Each year, a team of International Migratory Bird Day coordinators selects a theme that meets diverse criteria to reach varied audiences to celebrate International Migratory Bird Day (IMBD). This year's theme has a focus on reaching out to involve new youth and adults in learning about birds, birdwatching, and bird conservation.
There are lots of ways to get involved through IMBD in bird conservation, bird education, habitat projects, and birdwatching. IMBD provides the framework for bird festivals and events as well as the opportunity to motivate people of all ages to get outdoors to learn about birds.
This year's featured IMBD artist is John Muir Laws. John is trained as a wildlife biologist and is an associate of the California Academy of Sciences. He has illustrated books about the natural history of California, producing 2,710 original watercolor paintings. Equally important, he has a commitment to conservation that led him to create Following Muir's Footsteps, a school-based education program that helps students learn to observe nature by integrating science and art.
The official date for IMBD in the U.S. and Canada is the second Saturday in May each year, but today, IMBD programs, events, and festivals are held year-round. These are held at schools, parks, libraries, museums, zoos, refuges, nature centers and other locations accessible to the public.
For more information about International Migratory Bird Day (IMBD) and events visit www.birdday.org.
Refuge Ideas, Refuge Future, Bird Education Connections
Photo by National Geographic
There is a major conference scheduled for July in Madison, Wisconsin, on the future of National Wildlife Refuges. There is also a related website that allows individuals and organizations across the country to contribute their own innovative ideas to help shape the future of the Refuge System.

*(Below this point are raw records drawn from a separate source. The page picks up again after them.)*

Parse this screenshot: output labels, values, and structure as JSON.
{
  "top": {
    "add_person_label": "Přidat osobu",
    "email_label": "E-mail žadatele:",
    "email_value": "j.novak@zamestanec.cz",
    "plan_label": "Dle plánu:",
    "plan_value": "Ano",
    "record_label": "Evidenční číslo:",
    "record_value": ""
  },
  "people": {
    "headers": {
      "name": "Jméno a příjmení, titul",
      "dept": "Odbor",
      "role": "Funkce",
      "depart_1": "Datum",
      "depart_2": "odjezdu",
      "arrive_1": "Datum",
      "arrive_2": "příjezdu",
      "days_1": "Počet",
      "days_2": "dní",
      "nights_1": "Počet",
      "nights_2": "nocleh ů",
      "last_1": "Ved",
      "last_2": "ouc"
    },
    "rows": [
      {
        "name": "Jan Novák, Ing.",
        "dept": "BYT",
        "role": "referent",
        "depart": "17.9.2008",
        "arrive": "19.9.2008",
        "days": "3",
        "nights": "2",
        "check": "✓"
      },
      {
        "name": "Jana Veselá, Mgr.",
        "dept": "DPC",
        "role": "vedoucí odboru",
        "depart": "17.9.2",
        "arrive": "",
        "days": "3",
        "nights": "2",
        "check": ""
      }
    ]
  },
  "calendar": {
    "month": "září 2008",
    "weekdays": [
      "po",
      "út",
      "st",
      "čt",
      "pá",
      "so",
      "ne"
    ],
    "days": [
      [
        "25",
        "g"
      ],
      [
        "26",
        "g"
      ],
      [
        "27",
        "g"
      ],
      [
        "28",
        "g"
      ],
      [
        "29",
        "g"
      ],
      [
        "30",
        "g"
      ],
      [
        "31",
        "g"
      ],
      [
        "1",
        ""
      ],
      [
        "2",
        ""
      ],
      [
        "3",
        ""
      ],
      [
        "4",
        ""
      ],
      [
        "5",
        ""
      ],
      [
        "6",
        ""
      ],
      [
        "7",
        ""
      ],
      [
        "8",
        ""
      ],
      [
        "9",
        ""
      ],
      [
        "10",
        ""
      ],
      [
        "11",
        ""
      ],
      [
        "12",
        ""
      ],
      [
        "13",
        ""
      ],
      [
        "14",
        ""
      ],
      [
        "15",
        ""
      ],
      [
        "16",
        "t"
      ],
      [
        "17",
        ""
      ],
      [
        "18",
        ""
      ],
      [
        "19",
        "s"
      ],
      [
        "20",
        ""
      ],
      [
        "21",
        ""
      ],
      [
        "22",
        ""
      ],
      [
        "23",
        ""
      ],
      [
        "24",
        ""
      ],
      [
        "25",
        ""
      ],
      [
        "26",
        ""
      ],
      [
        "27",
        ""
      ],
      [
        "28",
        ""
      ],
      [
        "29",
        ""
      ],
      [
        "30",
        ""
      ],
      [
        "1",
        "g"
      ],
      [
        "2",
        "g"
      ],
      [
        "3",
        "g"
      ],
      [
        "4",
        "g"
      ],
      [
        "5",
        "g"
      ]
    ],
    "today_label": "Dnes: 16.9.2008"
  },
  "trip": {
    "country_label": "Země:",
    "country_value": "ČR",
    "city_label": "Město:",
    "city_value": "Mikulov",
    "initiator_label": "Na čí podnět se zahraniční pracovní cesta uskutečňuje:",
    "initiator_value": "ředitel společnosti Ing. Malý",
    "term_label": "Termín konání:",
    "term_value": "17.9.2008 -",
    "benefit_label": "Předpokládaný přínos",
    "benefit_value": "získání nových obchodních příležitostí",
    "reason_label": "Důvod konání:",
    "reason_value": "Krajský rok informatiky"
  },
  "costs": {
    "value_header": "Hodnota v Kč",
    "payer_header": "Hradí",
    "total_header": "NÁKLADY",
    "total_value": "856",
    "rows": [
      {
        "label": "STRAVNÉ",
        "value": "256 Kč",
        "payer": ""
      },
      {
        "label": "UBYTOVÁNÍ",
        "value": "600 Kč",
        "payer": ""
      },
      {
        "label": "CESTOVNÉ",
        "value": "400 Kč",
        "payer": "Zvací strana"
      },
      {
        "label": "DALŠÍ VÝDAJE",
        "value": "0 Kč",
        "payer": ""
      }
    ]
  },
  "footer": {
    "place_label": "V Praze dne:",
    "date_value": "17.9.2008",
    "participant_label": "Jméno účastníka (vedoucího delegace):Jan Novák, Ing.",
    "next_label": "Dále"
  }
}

Some great bird-education-associated and environmental-ed comments can be found on the site (from IMBD, to the CBC4kids, to birding field trips for families). These suggestions are often found on the site's "community of bold ideas" and "blog" sections, where individuals are asked to share ideas and to read and cast votes on ideas suggested by others.
It's all found here, where bird educators can join the dialogue: